these difficulties, the party rolled on across the prairies to Calgary,
where the final concert took place in McMahon Stadium on July 4th.
The best scenes in the new documentary are those with the musicians
jamming and enjoying each other’s company. The concert footage is
stunning, with the major acts like Joplin, The Band and The Grateful
Dead at the pinnacle of their respective careers. However, it’s the
informal glimpses behind the scenes which are most revealing. One of the
participants who was interviewed for the documentary states that
“Woodstock was a treat for the fans, the Festival Express was a treat
for the musicians.”
In the end,
Maclean-Hunter, the Toronto communications firm who bankrolled the
concerts, lost over half a million dollars. Ken Walker and Thor Eaton
decided to try another line of work, and Production Canada Express, the
film production company, quickly filed for bankruptcy.
quintessentially Canadian is the fact that Gavin Poolman, the son of
Willem Poolman (the 1970 producer of the original footage) played hockey
as a kid using the film cans, stored in the family garage, as goal
posts. A heritage moment if there ever was one. It’s a credit to the
Poolman family that they persevered and saw this project to completion
over the past three decades. "Festival Express" proves that it was
worth the wait.
premiere last September of "Festival Express," there have been a large
number of articles in the press written frequently by journalists waxing
nostalgic about their own connection to the festival events. For
instance, Brian Johnson in Maclean’s recounted being a gate crasher at
the Toronto stop. Most of the reviews have been very positive about the
new feature documentary.
However, without exception, they failed to make the connection between
the 1970 Festival Express and the 1974 documentary
"Janis." It was produced by Crawley Films, which was Canada’s
largest private film company at the time.
Frank Radford “Budge” Crawley bought the rights to all the "Festival
Express" footage, with the intent of making a feature focusing on The
Band and Janis Joplin. However, the Band declined to grant a release (as
they had the previous year with Warner Brother’s Woodstock feature), so
Crawley narrowed the subject to Joplin alone.
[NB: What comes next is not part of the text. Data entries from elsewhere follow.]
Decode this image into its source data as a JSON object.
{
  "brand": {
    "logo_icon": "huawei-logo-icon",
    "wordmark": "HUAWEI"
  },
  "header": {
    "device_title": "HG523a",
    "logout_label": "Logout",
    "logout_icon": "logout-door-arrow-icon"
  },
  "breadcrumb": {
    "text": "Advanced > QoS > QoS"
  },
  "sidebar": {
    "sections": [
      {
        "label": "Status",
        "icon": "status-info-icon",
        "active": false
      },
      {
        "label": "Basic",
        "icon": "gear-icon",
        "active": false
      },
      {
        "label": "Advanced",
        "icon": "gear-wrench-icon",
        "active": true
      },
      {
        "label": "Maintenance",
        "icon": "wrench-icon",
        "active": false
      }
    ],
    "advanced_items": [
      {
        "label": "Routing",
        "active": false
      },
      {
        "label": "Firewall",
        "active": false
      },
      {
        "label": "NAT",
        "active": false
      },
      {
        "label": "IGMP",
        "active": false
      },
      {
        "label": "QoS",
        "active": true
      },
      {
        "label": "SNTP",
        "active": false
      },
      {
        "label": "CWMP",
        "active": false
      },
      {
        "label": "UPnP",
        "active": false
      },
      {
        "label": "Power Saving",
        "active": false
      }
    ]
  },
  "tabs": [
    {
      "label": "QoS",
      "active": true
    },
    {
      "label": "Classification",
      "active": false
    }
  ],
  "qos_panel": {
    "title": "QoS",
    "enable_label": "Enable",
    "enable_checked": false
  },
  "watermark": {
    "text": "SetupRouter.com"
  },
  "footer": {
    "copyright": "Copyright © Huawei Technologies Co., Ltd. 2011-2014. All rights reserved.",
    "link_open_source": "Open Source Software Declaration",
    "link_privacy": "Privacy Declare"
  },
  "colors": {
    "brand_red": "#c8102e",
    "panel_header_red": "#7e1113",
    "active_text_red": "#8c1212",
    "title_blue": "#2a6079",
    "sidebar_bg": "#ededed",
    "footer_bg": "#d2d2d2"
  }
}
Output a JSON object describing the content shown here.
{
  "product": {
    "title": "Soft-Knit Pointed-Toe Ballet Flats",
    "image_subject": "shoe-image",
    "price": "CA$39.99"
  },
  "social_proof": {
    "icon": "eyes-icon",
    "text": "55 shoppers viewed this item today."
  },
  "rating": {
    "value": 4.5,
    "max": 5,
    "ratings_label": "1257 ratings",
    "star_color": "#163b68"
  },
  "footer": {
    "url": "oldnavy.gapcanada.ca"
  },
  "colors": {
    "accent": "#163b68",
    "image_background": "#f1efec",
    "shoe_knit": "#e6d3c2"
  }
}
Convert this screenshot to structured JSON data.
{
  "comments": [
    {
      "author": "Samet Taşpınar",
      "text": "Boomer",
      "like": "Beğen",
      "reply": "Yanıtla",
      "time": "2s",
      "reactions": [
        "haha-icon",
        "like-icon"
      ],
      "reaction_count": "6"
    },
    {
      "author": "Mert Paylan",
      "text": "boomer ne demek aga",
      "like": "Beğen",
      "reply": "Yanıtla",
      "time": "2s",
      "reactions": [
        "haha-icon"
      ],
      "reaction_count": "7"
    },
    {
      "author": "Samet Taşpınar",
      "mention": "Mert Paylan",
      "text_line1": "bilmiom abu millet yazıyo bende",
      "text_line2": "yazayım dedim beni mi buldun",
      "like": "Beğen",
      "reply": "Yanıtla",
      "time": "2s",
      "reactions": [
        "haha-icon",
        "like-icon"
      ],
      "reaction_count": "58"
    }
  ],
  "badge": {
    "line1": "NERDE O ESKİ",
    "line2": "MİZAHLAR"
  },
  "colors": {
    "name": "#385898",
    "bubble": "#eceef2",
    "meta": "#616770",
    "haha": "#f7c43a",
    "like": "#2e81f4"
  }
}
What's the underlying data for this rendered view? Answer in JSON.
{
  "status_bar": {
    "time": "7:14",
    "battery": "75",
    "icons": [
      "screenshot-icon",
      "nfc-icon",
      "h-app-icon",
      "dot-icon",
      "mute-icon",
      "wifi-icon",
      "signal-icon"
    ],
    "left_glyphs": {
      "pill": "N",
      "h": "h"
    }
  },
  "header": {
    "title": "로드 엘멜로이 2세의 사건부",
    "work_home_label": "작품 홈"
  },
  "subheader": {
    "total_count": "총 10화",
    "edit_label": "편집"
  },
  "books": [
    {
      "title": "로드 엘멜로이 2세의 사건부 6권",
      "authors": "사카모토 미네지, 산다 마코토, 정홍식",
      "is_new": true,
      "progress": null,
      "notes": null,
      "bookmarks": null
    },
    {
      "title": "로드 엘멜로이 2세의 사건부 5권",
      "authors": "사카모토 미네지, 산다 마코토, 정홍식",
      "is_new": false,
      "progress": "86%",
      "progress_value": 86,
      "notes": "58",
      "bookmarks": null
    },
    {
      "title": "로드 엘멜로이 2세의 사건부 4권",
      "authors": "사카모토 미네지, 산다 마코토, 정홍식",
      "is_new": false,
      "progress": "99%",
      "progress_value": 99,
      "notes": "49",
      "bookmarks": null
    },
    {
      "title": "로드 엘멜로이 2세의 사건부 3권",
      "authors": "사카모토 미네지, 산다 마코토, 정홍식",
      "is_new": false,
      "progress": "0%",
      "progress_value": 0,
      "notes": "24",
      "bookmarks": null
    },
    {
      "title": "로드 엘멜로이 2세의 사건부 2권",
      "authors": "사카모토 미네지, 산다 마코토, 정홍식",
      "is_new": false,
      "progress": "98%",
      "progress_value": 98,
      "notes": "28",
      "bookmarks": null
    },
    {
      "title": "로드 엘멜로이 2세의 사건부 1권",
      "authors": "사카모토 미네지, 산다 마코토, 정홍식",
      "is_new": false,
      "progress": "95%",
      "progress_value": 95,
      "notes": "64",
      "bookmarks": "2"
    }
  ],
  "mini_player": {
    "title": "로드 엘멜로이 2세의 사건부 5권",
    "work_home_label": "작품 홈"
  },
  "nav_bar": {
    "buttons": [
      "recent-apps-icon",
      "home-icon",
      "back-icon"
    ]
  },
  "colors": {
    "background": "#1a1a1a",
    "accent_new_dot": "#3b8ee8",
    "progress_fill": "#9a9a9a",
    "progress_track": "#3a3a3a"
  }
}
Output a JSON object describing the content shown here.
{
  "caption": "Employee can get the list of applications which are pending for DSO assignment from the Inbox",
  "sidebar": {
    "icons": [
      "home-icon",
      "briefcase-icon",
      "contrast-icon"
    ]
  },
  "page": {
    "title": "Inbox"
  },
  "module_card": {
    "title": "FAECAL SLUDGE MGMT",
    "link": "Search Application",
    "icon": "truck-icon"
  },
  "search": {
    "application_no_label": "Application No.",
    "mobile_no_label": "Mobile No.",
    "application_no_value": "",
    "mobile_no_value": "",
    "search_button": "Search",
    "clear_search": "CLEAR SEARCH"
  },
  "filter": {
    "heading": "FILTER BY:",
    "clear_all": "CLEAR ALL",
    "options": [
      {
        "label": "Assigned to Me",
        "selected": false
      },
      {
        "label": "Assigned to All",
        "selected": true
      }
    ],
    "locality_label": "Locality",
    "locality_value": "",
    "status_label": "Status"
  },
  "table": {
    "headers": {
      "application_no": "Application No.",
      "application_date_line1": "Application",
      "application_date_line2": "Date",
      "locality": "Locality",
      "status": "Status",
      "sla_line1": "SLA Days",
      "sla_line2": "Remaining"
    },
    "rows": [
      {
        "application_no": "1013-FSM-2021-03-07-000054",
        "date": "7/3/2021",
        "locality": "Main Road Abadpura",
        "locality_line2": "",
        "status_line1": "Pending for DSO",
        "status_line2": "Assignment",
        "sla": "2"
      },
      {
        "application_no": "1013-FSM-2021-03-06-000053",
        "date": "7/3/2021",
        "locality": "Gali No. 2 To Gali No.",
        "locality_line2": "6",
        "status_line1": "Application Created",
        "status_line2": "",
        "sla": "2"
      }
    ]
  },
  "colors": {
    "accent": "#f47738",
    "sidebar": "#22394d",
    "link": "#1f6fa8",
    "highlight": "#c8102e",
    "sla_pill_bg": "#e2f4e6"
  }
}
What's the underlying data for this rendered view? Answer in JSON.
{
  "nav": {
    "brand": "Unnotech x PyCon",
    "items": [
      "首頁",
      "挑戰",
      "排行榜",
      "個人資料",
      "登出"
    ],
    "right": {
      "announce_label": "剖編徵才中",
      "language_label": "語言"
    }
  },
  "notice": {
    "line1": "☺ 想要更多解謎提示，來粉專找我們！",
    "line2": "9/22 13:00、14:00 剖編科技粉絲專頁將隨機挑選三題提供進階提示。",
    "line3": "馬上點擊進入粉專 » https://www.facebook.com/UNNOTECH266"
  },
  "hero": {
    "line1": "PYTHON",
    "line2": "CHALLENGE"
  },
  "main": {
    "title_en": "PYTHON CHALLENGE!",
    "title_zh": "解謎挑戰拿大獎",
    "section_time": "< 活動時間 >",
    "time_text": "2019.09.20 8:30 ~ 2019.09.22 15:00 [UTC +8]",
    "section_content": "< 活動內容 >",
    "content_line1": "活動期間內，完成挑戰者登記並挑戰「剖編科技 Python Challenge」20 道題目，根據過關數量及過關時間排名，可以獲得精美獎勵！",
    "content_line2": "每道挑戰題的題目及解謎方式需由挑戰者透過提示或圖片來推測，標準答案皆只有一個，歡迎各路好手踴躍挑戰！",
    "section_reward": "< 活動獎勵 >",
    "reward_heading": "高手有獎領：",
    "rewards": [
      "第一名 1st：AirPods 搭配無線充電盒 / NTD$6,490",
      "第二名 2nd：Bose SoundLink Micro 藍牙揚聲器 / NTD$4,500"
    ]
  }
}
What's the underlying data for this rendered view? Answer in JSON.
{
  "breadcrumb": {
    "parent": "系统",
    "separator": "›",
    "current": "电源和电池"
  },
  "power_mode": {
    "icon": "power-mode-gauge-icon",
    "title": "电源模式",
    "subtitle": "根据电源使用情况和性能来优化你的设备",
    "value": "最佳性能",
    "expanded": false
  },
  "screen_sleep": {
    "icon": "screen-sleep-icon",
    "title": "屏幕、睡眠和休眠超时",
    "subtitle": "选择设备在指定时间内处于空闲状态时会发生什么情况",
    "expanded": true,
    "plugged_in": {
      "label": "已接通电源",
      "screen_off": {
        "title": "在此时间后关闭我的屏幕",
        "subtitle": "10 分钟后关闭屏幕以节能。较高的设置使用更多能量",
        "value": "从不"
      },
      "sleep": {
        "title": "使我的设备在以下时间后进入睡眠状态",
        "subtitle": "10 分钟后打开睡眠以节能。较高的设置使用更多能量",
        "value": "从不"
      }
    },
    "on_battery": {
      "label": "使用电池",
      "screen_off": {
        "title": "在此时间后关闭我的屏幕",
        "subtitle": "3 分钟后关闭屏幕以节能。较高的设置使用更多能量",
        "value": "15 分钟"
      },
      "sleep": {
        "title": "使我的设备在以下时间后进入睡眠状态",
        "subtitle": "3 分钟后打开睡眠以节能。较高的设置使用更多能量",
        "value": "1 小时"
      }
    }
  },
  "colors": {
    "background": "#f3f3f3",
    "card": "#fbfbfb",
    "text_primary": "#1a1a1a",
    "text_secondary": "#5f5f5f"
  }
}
Co-directors Howard Alk
and Seaton Findlay only used 23 minutes of the material from the
"Festival Express," and the remainder came from other concert footage
and television interviews with Janis.
When it was
released in 1974 by Universal Pictures, Janis had great potential and
expectations were high that it would be a great artistic and financial
success. However, Universal failed to promote the film, choosing to opt
for a large television sale in the U.S. and pulling it from the
theatres. Crawley Films successfully sued Universal, but the process
took years, and in the end very few people actually got to see Janis.
Some of this may account for the fact that Joplin never became a 1960's
cultural icon in the way that her contemporaries like Jimi Hendrix, The
Doors and The Who did. That is about to change.
In addition to
the revival of interest in her via Festival Express, Hollywood has
announced no less than two fictional features based on the Life & Times
of Janis. The first one has singer Pink in the lead role (The Gospel
According to Janis) and the other stars fellow Texan Renee Zellweger
(Piece of My Heart). Presumably the studios are trying to make up for
the awful 1979 biopic
"The Rose" starring Bette Midler as a self-destructive rock star
modelled on Janis Joplin.
Jerry Garcia and Robert Hunter wrote the
song "Might As Well" about the Festival Express train trip. This song,
performed over the years by the Grateful Dead, has lots of lyrics
referencing this trip. Two bands, Traffic and Ten Years After, performed
at the Toronto concert of the Festival Express tour but were not on the
train, thus were not included in the film.